THE PLAIN TILE IN ENGLISH ARCHITECTURE
Dr. R. W. Brunskill
What’s in a name? Roman tiles, Italian tiles, Spanish tiles, even pantiles have something more than a mere name. But the humble plain tile is just plain. Yet the name derives from Latin and was used in medieval documents to describe the ‘plane’ or flat tile of baked clay as distinct from the various curved tiles which were also used. It is the name still applied to one of the most widespread as well as one of the most versatile of building materials available for covering our roofs and our walls.
The word ‘tegula’ or tile was used to describe several clay products in the early Middle Ages including bricks and paviors as well as roofing tiles but the special word 'thacktyle’ was used certainly from the year 1212 and possibly from as early as 1189 in London. As the term suggests, tiles were used as an alternative to thatch where a more long-lasting, a more uniform, a more predictable, and, above all a more fire-resistant roof covering than thatch or reed or straw was required. This was especially true of urban buildings. Squeezed within their defensive walls, medieval towns were
crowded with timber-framed buildings covered with thatch and therefore vulnerable to the spread of fire from roof to roof. From an early date various municipalities attempted to counter the danger by legislating for the use of tiles. Use of plain tiles rapidly spread in town and country until by the 18th Century these were the normal roofing material for a third of the country.
The shape of the plain tiles is sometimes held to derive from the shape of wooden shingles, another alternative to thatch but one almost equally as vulnerable to fire.
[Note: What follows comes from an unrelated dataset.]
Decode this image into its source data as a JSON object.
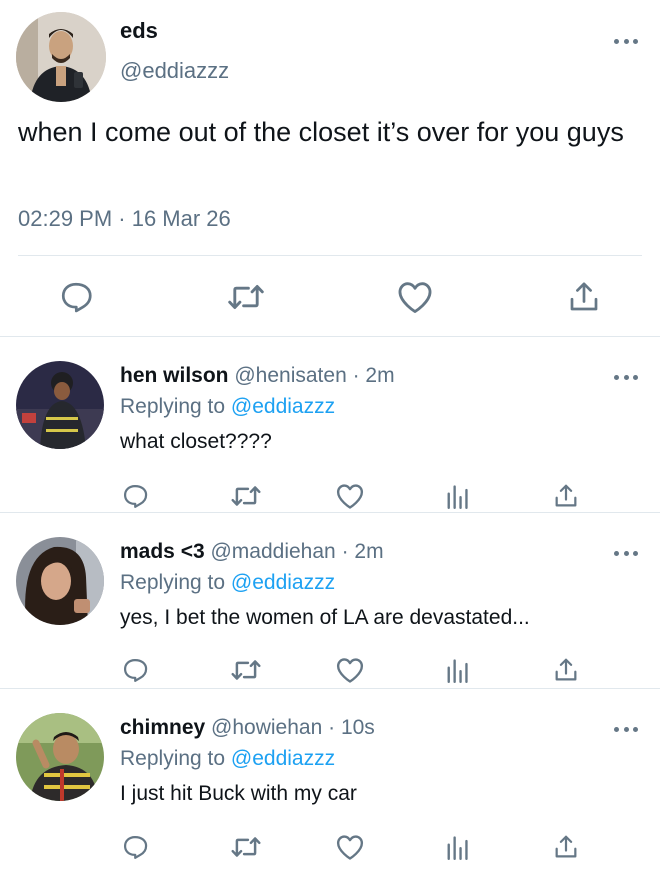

Many attempts were made to regulate the size of plain tiles. The best known is that made by statute in 1477/8 during the reign of Edward IV in which it was required that a plain tile should be 10½” long by 6¼” wide (most plain clay tiles of the present day are 10½” long by 6½” wide). Since tiles were sold by number, unscrupulous tile-makers were inclined to skimp on dimensions while the building owner expected to have to use the minimum number of tiles to cover his roof. The statutory size made an acceptable compromise though the limitations of a manufacturing process which depended on a mixture of judgement and chance meant that nominal dimensions could not always be maintained.
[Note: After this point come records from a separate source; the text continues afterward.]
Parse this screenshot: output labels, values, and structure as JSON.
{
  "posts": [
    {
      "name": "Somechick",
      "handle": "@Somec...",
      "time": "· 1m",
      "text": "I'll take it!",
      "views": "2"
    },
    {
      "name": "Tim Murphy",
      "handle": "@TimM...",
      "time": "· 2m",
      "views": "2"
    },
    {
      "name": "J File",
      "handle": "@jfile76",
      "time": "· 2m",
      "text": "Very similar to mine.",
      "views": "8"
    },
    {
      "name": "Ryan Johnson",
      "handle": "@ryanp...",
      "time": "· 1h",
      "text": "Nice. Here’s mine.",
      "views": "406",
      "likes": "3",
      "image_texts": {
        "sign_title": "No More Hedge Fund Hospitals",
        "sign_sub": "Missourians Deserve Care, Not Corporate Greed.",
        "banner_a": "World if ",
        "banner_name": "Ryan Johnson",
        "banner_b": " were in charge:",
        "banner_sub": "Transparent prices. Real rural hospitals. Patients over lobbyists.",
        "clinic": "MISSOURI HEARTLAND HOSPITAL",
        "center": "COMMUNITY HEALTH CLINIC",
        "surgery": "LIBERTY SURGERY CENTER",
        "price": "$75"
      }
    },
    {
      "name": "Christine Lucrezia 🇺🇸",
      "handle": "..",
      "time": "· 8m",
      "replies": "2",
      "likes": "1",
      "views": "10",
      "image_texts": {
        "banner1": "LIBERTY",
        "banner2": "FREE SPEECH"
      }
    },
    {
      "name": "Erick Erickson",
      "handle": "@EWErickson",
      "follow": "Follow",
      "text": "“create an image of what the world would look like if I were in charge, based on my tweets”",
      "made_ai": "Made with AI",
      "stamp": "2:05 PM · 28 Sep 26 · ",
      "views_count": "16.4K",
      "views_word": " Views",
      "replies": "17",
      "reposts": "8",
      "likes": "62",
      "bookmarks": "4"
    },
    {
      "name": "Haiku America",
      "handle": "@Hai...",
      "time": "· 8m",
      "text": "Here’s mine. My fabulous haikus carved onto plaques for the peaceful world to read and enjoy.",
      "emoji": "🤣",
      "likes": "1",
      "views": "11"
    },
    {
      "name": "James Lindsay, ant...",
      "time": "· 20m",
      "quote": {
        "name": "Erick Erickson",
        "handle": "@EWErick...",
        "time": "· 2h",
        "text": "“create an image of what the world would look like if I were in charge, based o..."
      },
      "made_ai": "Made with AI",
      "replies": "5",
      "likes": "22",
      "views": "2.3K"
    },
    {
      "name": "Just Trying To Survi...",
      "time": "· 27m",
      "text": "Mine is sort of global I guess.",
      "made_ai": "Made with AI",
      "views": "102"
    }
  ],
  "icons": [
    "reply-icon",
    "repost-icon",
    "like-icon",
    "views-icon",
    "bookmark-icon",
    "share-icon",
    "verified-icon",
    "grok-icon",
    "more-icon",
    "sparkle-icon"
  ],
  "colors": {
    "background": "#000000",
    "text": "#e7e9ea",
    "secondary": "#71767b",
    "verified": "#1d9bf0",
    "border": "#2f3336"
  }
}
Bricks and tiles were generally manufactured together. Both tiles and bricks were normally made from clay dug close by the site of the intended buildings, worked and tempered and then burnt in a clamp or kiln made at the building site. Each individual tile was made by hand; it was not until well into the 19th Century that tile-making machines came into use and then more often for pantiles or other shaped tiles than for plain tiles.
From 1784 onwards the price of tiles was affected by the Brick Tax introduced by William Pitt the Younger along with several other ingenious taxes to help defray the cost of fighting the American War of Independence. Taxation records give some idea of the numbers of bricks and tiles manufactured at that time. In 1833, for instance, over 42,000,000 plain tiles were subject to the levy and, while they were produced in many counties of England, the largest producer was Staffordshire with nearly 8,000,000 made at that time. The tax on tiles was in fact removed in 1833; bricks had to wait until 1851 until they were free from tax.